● **AIM OF THE EXERCISE**: Count how many lines below include the word "Change". Answer with a number only.

○ ○ ○

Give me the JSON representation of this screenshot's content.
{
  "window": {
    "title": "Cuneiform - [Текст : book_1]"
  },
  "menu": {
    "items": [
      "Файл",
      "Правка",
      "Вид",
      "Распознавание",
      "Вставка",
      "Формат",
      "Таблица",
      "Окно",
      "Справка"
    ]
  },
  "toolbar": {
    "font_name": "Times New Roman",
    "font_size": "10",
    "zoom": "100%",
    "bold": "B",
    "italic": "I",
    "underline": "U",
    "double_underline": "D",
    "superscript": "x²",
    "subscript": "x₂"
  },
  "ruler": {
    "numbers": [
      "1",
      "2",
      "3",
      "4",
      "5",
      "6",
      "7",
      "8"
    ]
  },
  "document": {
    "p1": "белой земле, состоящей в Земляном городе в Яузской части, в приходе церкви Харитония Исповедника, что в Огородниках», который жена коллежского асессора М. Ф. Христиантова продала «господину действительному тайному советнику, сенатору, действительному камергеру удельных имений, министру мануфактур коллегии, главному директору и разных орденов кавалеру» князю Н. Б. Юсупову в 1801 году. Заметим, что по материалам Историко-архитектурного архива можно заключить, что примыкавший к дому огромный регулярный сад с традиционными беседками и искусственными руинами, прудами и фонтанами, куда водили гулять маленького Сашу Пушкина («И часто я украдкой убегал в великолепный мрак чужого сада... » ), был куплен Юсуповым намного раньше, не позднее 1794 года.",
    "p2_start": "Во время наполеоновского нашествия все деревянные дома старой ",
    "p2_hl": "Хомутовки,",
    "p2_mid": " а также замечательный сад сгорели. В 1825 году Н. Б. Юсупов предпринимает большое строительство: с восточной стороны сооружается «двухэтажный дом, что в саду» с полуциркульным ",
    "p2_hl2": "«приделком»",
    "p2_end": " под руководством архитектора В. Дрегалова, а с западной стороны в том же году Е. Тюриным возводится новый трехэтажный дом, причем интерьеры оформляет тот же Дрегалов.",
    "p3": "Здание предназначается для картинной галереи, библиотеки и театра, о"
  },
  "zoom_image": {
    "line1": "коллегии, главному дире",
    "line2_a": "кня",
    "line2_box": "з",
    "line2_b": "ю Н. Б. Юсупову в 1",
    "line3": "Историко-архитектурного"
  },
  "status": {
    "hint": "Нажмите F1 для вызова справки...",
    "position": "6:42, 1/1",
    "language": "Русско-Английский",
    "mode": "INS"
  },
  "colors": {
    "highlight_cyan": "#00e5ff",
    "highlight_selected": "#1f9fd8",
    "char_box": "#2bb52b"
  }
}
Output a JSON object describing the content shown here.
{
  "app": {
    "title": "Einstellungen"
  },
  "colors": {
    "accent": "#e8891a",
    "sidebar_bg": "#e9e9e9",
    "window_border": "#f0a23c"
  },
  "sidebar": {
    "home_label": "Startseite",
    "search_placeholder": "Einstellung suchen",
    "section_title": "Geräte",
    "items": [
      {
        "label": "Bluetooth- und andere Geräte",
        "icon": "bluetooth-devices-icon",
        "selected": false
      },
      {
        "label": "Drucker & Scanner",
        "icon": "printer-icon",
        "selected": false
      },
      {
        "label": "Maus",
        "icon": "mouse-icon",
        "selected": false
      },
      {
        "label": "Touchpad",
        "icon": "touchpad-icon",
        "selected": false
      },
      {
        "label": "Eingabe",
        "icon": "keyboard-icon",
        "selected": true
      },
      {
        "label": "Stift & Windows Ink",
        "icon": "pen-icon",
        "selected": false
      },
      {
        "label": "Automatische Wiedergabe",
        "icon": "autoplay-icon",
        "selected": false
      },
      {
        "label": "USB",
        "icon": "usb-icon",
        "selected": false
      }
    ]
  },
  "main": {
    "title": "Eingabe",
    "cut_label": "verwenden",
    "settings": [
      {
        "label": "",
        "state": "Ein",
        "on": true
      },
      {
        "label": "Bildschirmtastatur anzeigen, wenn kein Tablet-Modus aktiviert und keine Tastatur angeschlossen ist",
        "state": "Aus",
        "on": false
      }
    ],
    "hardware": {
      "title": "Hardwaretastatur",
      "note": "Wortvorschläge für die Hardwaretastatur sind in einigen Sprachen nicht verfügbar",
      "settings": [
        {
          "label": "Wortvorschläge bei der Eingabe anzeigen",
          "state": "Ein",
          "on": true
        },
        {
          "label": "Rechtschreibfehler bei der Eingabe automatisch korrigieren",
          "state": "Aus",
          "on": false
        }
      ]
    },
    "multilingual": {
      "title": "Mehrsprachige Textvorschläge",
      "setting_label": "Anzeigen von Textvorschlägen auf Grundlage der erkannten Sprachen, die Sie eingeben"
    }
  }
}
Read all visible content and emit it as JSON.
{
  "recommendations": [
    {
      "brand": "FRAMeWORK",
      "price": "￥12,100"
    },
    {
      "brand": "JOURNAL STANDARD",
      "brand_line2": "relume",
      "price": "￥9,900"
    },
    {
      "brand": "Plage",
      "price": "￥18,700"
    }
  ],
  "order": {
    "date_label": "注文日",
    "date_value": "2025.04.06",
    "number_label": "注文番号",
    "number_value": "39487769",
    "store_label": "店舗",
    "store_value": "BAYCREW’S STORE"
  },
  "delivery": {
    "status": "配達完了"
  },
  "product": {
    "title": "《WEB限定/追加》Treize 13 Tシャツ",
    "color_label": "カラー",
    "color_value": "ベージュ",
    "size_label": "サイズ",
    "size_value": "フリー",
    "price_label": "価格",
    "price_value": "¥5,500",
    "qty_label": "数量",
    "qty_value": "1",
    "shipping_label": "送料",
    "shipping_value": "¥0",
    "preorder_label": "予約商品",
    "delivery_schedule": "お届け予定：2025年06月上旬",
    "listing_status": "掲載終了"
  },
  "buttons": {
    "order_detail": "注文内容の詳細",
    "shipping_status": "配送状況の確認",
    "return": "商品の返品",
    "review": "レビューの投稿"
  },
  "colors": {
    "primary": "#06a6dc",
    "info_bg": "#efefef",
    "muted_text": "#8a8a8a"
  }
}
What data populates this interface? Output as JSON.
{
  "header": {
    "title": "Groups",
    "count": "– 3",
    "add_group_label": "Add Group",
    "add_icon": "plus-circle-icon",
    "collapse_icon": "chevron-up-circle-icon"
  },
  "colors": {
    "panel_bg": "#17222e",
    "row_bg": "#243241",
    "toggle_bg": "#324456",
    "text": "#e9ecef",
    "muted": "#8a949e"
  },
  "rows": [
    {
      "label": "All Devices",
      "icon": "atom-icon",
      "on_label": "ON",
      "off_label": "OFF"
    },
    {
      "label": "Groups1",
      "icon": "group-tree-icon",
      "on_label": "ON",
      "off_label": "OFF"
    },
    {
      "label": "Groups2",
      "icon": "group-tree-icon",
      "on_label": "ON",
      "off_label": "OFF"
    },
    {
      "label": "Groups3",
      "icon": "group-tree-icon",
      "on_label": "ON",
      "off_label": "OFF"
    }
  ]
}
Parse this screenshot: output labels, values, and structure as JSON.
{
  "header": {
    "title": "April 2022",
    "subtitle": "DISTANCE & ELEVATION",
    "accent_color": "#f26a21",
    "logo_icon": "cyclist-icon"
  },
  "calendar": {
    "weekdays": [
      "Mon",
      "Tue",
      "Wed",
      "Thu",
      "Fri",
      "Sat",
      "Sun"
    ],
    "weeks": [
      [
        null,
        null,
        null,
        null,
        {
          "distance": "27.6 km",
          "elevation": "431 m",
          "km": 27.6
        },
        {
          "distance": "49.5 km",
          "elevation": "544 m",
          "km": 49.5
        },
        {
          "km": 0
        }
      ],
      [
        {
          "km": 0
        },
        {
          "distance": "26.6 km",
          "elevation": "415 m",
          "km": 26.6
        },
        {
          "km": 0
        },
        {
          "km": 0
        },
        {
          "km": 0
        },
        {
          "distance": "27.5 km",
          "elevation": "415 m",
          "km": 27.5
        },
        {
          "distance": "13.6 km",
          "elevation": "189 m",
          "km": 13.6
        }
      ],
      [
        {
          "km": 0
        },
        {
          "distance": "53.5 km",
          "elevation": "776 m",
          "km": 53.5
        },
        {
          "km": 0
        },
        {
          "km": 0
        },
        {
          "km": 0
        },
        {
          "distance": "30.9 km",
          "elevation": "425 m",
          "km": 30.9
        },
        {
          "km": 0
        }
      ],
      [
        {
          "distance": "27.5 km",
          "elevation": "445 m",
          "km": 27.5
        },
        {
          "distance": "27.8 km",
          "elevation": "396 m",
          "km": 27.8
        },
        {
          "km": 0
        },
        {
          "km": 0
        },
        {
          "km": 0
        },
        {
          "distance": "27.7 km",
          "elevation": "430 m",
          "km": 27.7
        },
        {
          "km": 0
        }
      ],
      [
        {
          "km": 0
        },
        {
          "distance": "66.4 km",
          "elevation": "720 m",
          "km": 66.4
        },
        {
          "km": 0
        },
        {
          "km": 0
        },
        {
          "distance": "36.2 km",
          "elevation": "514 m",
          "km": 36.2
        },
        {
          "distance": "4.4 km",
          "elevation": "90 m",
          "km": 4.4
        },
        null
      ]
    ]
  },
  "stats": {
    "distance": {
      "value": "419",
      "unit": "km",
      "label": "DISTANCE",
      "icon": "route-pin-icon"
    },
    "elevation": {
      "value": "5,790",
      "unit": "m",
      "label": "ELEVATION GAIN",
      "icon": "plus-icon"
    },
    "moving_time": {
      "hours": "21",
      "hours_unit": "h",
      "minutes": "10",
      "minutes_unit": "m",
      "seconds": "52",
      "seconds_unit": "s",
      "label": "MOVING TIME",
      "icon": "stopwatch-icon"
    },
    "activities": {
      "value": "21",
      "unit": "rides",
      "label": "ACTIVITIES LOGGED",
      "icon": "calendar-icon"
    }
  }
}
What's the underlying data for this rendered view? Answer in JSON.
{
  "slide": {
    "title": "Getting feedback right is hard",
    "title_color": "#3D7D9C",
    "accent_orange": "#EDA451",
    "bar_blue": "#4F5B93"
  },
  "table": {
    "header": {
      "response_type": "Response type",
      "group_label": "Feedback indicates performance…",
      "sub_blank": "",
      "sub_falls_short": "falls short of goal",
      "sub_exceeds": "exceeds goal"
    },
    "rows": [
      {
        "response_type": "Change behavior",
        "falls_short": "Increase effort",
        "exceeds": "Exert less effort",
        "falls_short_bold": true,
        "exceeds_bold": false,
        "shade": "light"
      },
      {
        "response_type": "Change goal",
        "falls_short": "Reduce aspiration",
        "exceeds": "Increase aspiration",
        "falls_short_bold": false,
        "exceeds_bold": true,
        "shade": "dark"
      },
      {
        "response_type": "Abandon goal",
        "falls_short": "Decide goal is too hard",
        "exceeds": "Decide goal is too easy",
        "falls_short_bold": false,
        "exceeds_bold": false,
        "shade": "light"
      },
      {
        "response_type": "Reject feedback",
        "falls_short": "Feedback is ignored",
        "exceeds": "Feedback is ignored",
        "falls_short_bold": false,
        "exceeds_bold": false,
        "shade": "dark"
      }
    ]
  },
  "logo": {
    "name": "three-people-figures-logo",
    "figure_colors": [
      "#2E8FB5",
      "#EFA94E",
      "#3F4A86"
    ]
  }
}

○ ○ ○

● **SOLVED EXERCISE**: 2